- In your first draft try to avoid flowery academic language where possible and WRITE FOR THE NON-EXPERT; after you have completed your first draft (and it is checked by one or more of your mentors) try to link your text with relevant academic literature for the academic audience.
- Be clear about what you are going to research and what methods you will employ to do this (the WHAT and HOW questions)
- Make sure you CONTEXTUALISE your research within wider academic and policy debates. Ask yourself the ‘SO WHAT?’ question to close the research loop. If you find you have answered this then the proposal is in much better shape and more likely to get funding.
- If you get the money then ENJOY USING IT – it’s increasingly difficult to get grant money in today’s austere funding climate!
How did this grant help you further your career?
“The RSA early career grant has been invaluable in not only funding my own independent research related to regional studies, but actually giving me access to policymakers and stakeholders working on regional issues so that my research can actually contribute to affecting policy change. As a result of this funding, I am now a member of the sub-adaptation board for the Climate Change Commission for Wales and am currently working with Welsh Government to help develop their climate adaptation sectoral plans.”
Could you share with us a few words on the application process and how supported you have been by the RSA?
The application process was very easy and straightforward, unlike a lot of early career grant application procedures for the Research Councils UK or the EU. As long as you have proposed research that can be completed within the expected duration of the grant (e.g. 12-24 months) then apply.

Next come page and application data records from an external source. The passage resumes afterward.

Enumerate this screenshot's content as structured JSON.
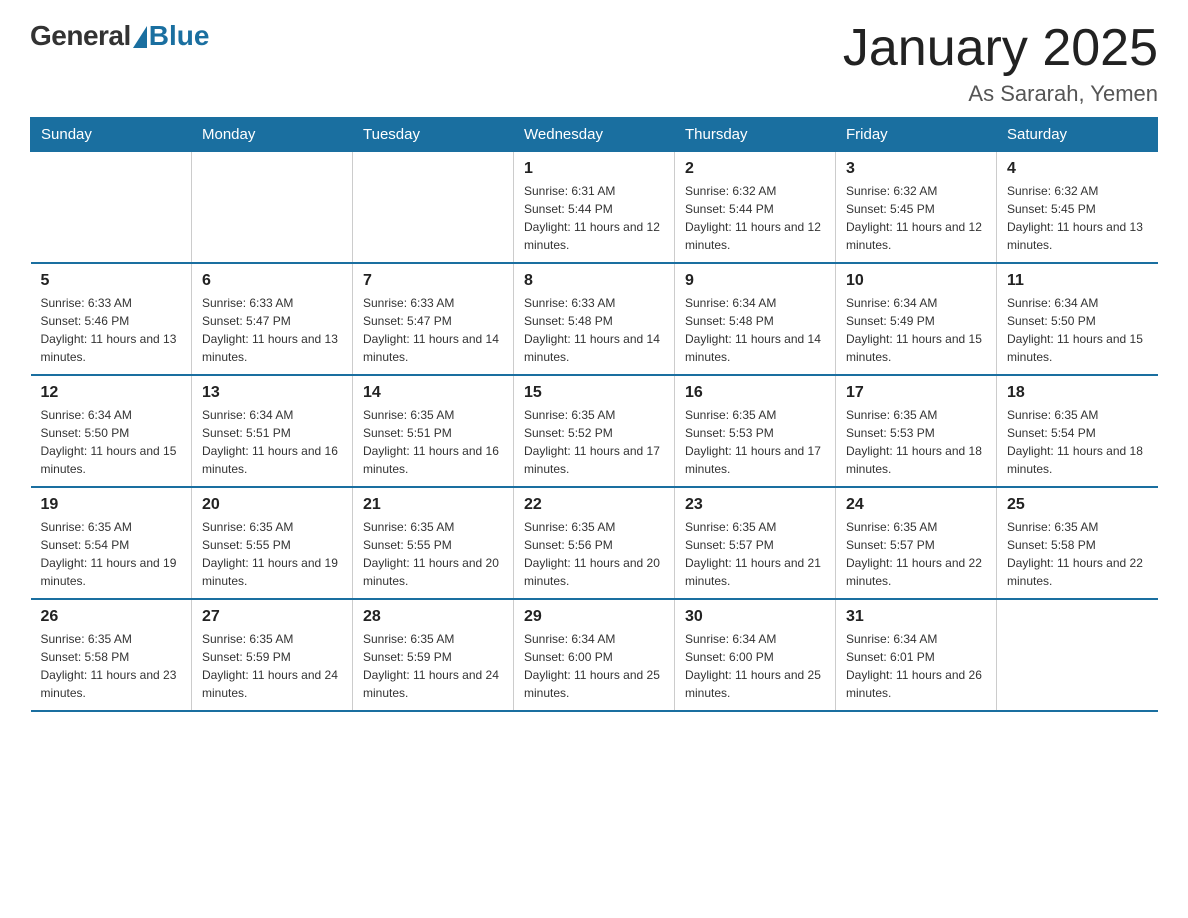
{
  "logo": {
    "general": "General",
    "blue": "Blue"
  },
  "header": {
    "title": "January 2025",
    "location": "As Sararah, Yemen"
  },
  "days_of_week": [
    "Sunday",
    "Monday",
    "Tuesday",
    "Wednesday",
    "Thursday",
    "Friday",
    "Saturday"
  ],
  "weeks": [
    [
      {
        "day": "",
        "info": ""
      },
      {
        "day": "",
        "info": ""
      },
      {
        "day": "",
        "info": ""
      },
      {
        "day": "1",
        "info": "Sunrise: 6:31 AM\nSunset: 5:44 PM\nDaylight: 11 hours and 12 minutes."
      },
      {
        "day": "2",
        "info": "Sunrise: 6:32 AM\nSunset: 5:44 PM\nDaylight: 11 hours and 12 minutes."
      },
      {
        "day": "3",
        "info": "Sunrise: 6:32 AM\nSunset: 5:45 PM\nDaylight: 11 hours and 12 minutes."
      },
      {
        "day": "4",
        "info": "Sunrise: 6:32 AM\nSunset: 5:45 PM\nDaylight: 11 hours and 13 minutes."
      }
    ],
    [
      {
        "day": "5",
        "info": "Sunrise: 6:33 AM\nSunset: 5:46 PM\nDaylight: 11 hours and 13 minutes."
      },
      {
        "day": "6",
        "info": "Sunrise: 6:33 AM\nSunset: 5:47 PM\nDaylight: 11 hours and 13 minutes."
      },
      {
        "day": "7",
        "info": "Sunrise: 6:33 AM\nSunset: 5:47 PM\nDaylight: 11 hours and 14 minutes."
      },
      {
        "day": "8",
        "info": "Sunrise: 6:33 AM\nSunset: 5:48 PM\nDaylight: 11 hours and 14 minutes."
      },
      {
        "day": "9",
        "info": "Sunrise: 6:34 AM\nSunset: 5:48 PM\nDaylight: 11 hours and 14 minutes."
      },
      {
        "day": "10",
        "info": "Sunrise: 6:34 AM\nSunset: 5:49 PM\nDaylight: 11 hours and 15 minutes."
      },
      {
        "day": "11",
        "info": "Sunrise: 6:34 AM\nSunset: 5:50 PM\nDaylight: 11 hours and 15 minutes."
      }
    ],
    [
      {
        "day": "12",
        "info": "Sunrise: 6:34 AM\nSunset: 5:50 PM\nDaylight: 11 hours and 15 minutes."
      },
      {
        "day": "13",
        "info": "Sunrise: 6:34 AM\nSunset: 5:51 PM\nDaylight: 11 hours and 16 minutes."
      },
      {
        "day": "14",
        "info": "Sunrise: 6:35 AM\nSunset: 5:51 PM\nDaylight: 11 hours and 16 minutes."
      },
      {
        "day": "15",
        "info": "Sunrise: 6:35 AM\nSunset: 5:52 PM\nDaylight: 11 hours and 17 minutes."
      },
      {
        "day": "16",
        "info": "Sunrise: 6:35 AM\nSunset: 5:53 PM\nDaylight: 11 hours and 17 minutes."
      },
      {
        "day": "17",
        "info": "Sunrise: 6:35 AM\nSunset: 5:53 PM\nDaylight: 11 hours and 18 minutes."
      },
      {
        "day": "18",
        "info": "Sunrise: 6:35 AM\nSunset: 5:54 PM\nDaylight: 11 hours and 18 minutes."
      }
    ],
    [
      {
        "day": "19",
        "info": "Sunrise: 6:35 AM\nSunset: 5:54 PM\nDaylight: 11 hours and 19 minutes."
      },
      {
        "day": "20",
        "info": "Sunrise: 6:35 AM\nSunset: 5:55 PM\nDaylight: 11 hours and 19 minutes."
      },
      {
        "day": "21",
        "info": "Sunrise: 6:35 AM\nSunset: 5:55 PM\nDaylight: 11 hours and 20 minutes."
      },
      {
        "day": "22",
        "info": "Sunrise: 6:35 AM\nSunset: 5:56 PM\nDaylight: 11 hours and 20 minutes."
      },
      {
        "day": "23",
        "info": "Sunrise: 6:35 AM\nSunset: 5:57 PM\nDaylight: 11 hours and 21 minutes."
      },
      {
        "day": "24",
        "info": "Sunrise: 6:35 AM\nSunset: 5:57 PM\nDaylight: 11 hours and 22 minutes."
      },
      {
        "day": "25",
        "info": "Sunrise: 6:35 AM\nSunset: 5:58 PM\nDaylight: 11 hours and 22 minutes."
      }
    ],
    [
      {
        "day": "26",
        "info": "Sunrise: 6:35 AM\nSunset: 5:58 PM\nDaylight: 11 hours and 23 minutes."
      },
      {
        "day": "27",
        "info": "Sunrise: 6:35 AM\nSunset: 5:59 PM\nDaylight: 11 hours and 24 minutes."
      },
      {
        "day": "28",
        "info": "Sunrise: 6:35 AM\nSunset: 5:59 PM\nDaylight: 11 hours and 24 minutes."
      },
      {
        "day": "29",
        "info": "Sunrise: 6:34 AM\nSunset: 6:00 PM\nDaylight: 11 hours and 25 minutes."
      },
      {
        "day": "30",
        "info": "Sunrise: 6:34 AM\nSunset: 6:00 PM\nDaylight: 11 hours and 25 minutes."
      },
      {
        "day": "31",
        "info": "Sunrise: 6:34 AM\nSunset: 6:01 PM\nDaylight: 11 hours and 26 minutes."
      },
      {
        "day": "",
        "info": ""
      }
    ]
  ]
}
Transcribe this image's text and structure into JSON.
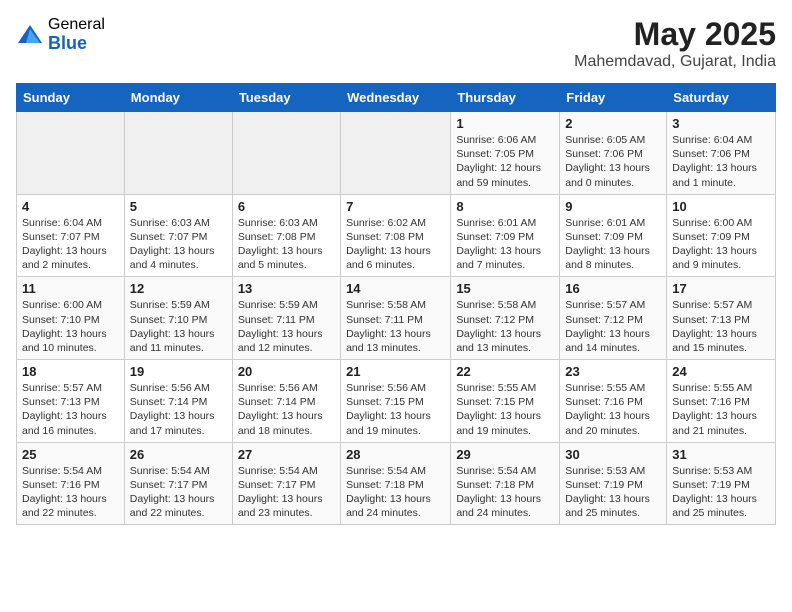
{
  "logo": {
    "general": "General",
    "blue": "Blue"
  },
  "title": {
    "month_year": "May 2025",
    "location": "Mahemdavad, Gujarat, India"
  },
  "weekdays": [
    "Sunday",
    "Monday",
    "Tuesday",
    "Wednesday",
    "Thursday",
    "Friday",
    "Saturday"
  ],
  "weeks": [
    [
      {
        "day": "",
        "info": ""
      },
      {
        "day": "",
        "info": ""
      },
      {
        "day": "",
        "info": ""
      },
      {
        "day": "",
        "info": ""
      },
      {
        "day": "1",
        "info": "Sunrise: 6:06 AM\nSunset: 7:05 PM\nDaylight: 12 hours and 59 minutes."
      },
      {
        "day": "2",
        "info": "Sunrise: 6:05 AM\nSunset: 7:06 PM\nDaylight: 13 hours and 0 minutes."
      },
      {
        "day": "3",
        "info": "Sunrise: 6:04 AM\nSunset: 7:06 PM\nDaylight: 13 hours and 1 minute."
      }
    ],
    [
      {
        "day": "4",
        "info": "Sunrise: 6:04 AM\nSunset: 7:07 PM\nDaylight: 13 hours and 2 minutes."
      },
      {
        "day": "5",
        "info": "Sunrise: 6:03 AM\nSunset: 7:07 PM\nDaylight: 13 hours and 4 minutes."
      },
      {
        "day": "6",
        "info": "Sunrise: 6:03 AM\nSunset: 7:08 PM\nDaylight: 13 hours and 5 minutes."
      },
      {
        "day": "7",
        "info": "Sunrise: 6:02 AM\nSunset: 7:08 PM\nDaylight: 13 hours and 6 minutes."
      },
      {
        "day": "8",
        "info": "Sunrise: 6:01 AM\nSunset: 7:09 PM\nDaylight: 13 hours and 7 minutes."
      },
      {
        "day": "9",
        "info": "Sunrise: 6:01 AM\nSunset: 7:09 PM\nDaylight: 13 hours and 8 minutes."
      },
      {
        "day": "10",
        "info": "Sunrise: 6:00 AM\nSunset: 7:09 PM\nDaylight: 13 hours and 9 minutes."
      }
    ],
    [
      {
        "day": "11",
        "info": "Sunrise: 6:00 AM\nSunset: 7:10 PM\nDaylight: 13 hours and 10 minutes."
      },
      {
        "day": "12",
        "info": "Sunrise: 5:59 AM\nSunset: 7:10 PM\nDaylight: 13 hours and 11 minutes."
      },
      {
        "day": "13",
        "info": "Sunrise: 5:59 AM\nSunset: 7:11 PM\nDaylight: 13 hours and 12 minutes."
      },
      {
        "day": "14",
        "info": "Sunrise: 5:58 AM\nSunset: 7:11 PM\nDaylight: 13 hours and 13 minutes."
      },
      {
        "day": "15",
        "info": "Sunrise: 5:58 AM\nSunset: 7:12 PM\nDaylight: 13 hours and 13 minutes."
      },
      {
        "day": "16",
        "info": "Sunrise: 5:57 AM\nSunset: 7:12 PM\nDaylight: 13 hours and 14 minutes."
      },
      {
        "day": "17",
        "info": "Sunrise: 5:57 AM\nSunset: 7:13 PM\nDaylight: 13 hours and 15 minutes."
      }
    ],
    [
      {
        "day": "18",
        "info": "Sunrise: 5:57 AM\nSunset: 7:13 PM\nDaylight: 13 hours and 16 minutes."
      },
      {
        "day": "19",
        "info": "Sunrise: 5:56 AM\nSunset: 7:14 PM\nDaylight: 13 hours and 17 minutes."
      },
      {
        "day": "20",
        "info": "Sunrise: 5:56 AM\nSunset: 7:14 PM\nDaylight: 13 hours and 18 minutes."
      },
      {
        "day": "21",
        "info": "Sunrise: 5:56 AM\nSunset: 7:15 PM\nDaylight: 13 hours and 19 minutes."
      },
      {
        "day": "22",
        "info": "Sunrise: 5:55 AM\nSunset: 7:15 PM\nDaylight: 13 hours and 19 minutes."
      },
      {
        "day": "23",
        "info": "Sunrise: 5:55 AM\nSunset: 7:16 PM\nDaylight: 13 hours and 20 minutes."
      },
      {
        "day": "24",
        "info": "Sunrise: 5:55 AM\nSunset: 7:16 PM\nDaylight: 13 hours and 21 minutes."
      }
    ],
    [
      {
        "day": "25",
        "info": "Sunrise: 5:54 AM\nSunset: 7:16 PM\nDaylight: 13 hours and 22 minutes."
      },
      {
        "day": "26",
        "info": "Sunrise: 5:54 AM\nSunset: 7:17 PM\nDaylight: 13 hours and 22 minutes."
      },
      {
        "day": "27",
        "info": "Sunrise: 5:54 AM\nSunset: 7:17 PM\nDaylight: 13 hours and 23 minutes."
      },
      {
        "day": "28",
        "info": "Sunrise: 5:54 AM\nSunset: 7:18 PM\nDaylight: 13 hours and 24 minutes."
      },
      {
        "day": "29",
        "info": "Sunrise: 5:54 AM\nSunset: 7:18 PM\nDaylight: 13 hours and 24 minutes."
      },
      {
        "day": "30",
        "info": "Sunrise: 5:53 AM\nSunset: 7:19 PM\nDaylight: 13 hours and 25 minutes."
      },
      {
        "day": "31",
        "info": "Sunrise: 5:53 AM\nSunset: 7:19 PM\nDaylight: 13 hours and 25 minutes."
      }
    ]
  ]
}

RSA staff are happy to give you advice on the application procedure, but they have made it so straightforward you don’t really have to ask them any questions!